In addition to the points that I have already raised, there are other issues that we would need to consider—for example, whether the FSA should be able to prevent a society from adopting an unalterable asset lock-in in the first instance; whether there should be circumstances in which a society could reverse such a rule once adopted; and whether all societies or bencoms should be able to adopt this irrevocable rule in their constitutions.

If it were necessary to wind up a society that had such a rule, would the FSA be the best authority to authorise the conversion or transfer, or should some other authority or even the courts take a role? Bearing in mind the discussion that we had in a previous debate about the cost of fees to the FSA, it is odd that the amendment would put greater obligations on the FSA.

I say to my hon. Friends the Members for Edmonton and for Bristol, North-West, as gently as possible and with the best of intentions, that although we appreciate their intentions, the Government believe that their amendments would not be sufficient or a substitute for a more detailed consultation and consideration of such powers. I sincerely hope that having had the benefit of putting—

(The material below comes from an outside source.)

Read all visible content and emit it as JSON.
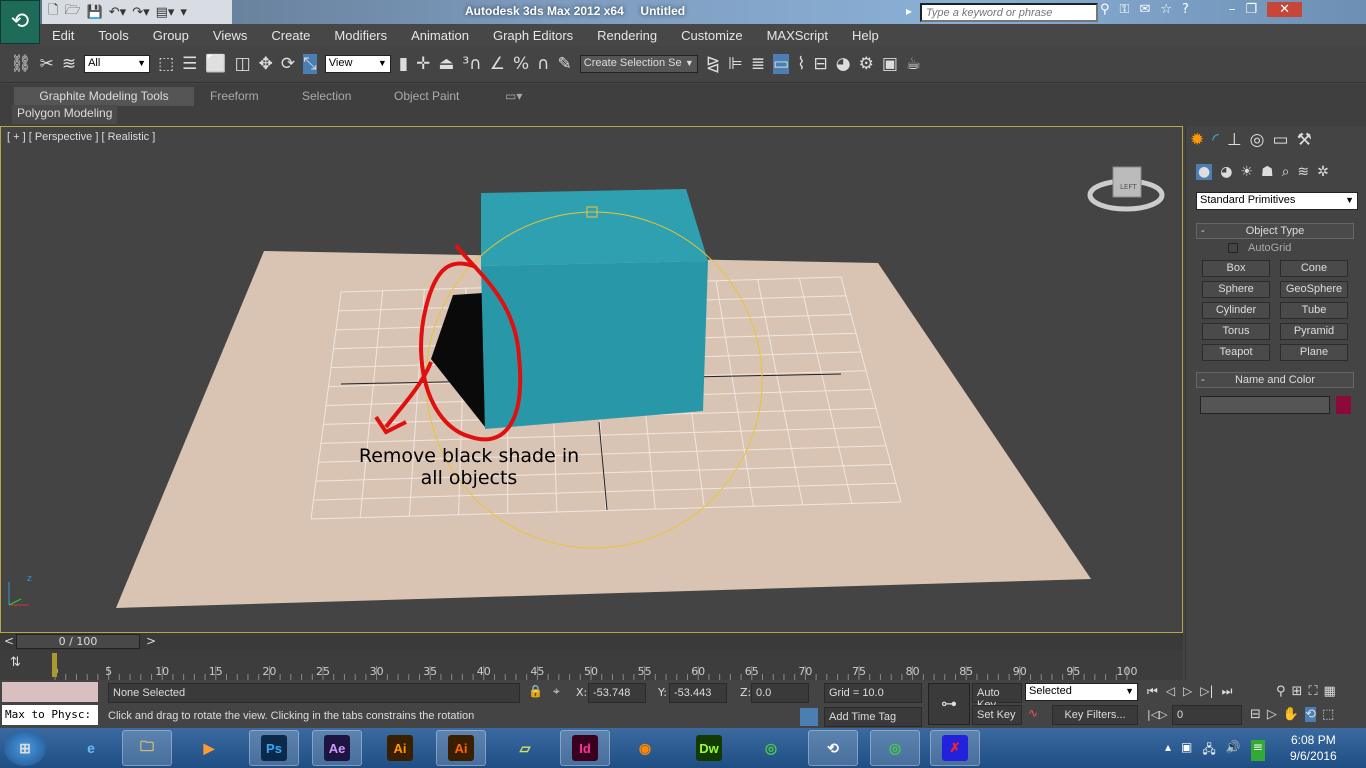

Mr. Edward Davey (Kingston and Surbiton)

Will the hon. Lady give way?

Dawn Primarolo

No, I am about to conclude my remarks.

I support amendments Nos. 2, 3, 1 and 5, and hope that my hon. Friend the Member for Edmonton will be satisfied with having his comments on the record, in the knowledge that the matter needs and will receive further consideration and consultation. He can look forward to returning to the matter at some future date.

Mr. Gareth R. Thomas

I am grateful to my hon. Friend the Minister for her comments in support of my amendments. I commend the speech of my hon. Friend the Member for Edmonton (Mr. Love) and the amendment tabled by him and my hon. Friend the Member for Bristol, North-West (Dr. Naysmith). It is an ingenious device that would provide additional flexibility and improve clause 2 as it emerged from the Standing Committee. Nevertheless, as the Minister says, there are still issues that need to be resolved, and it is appropriate that that should be done in the context of the performance and innovation unit report and considered across Government. I hope that my hon. Friend the Member for Edmonton will withdraw his two amendments and instead support mine.

Amendment agreed to.

Back to
Forward to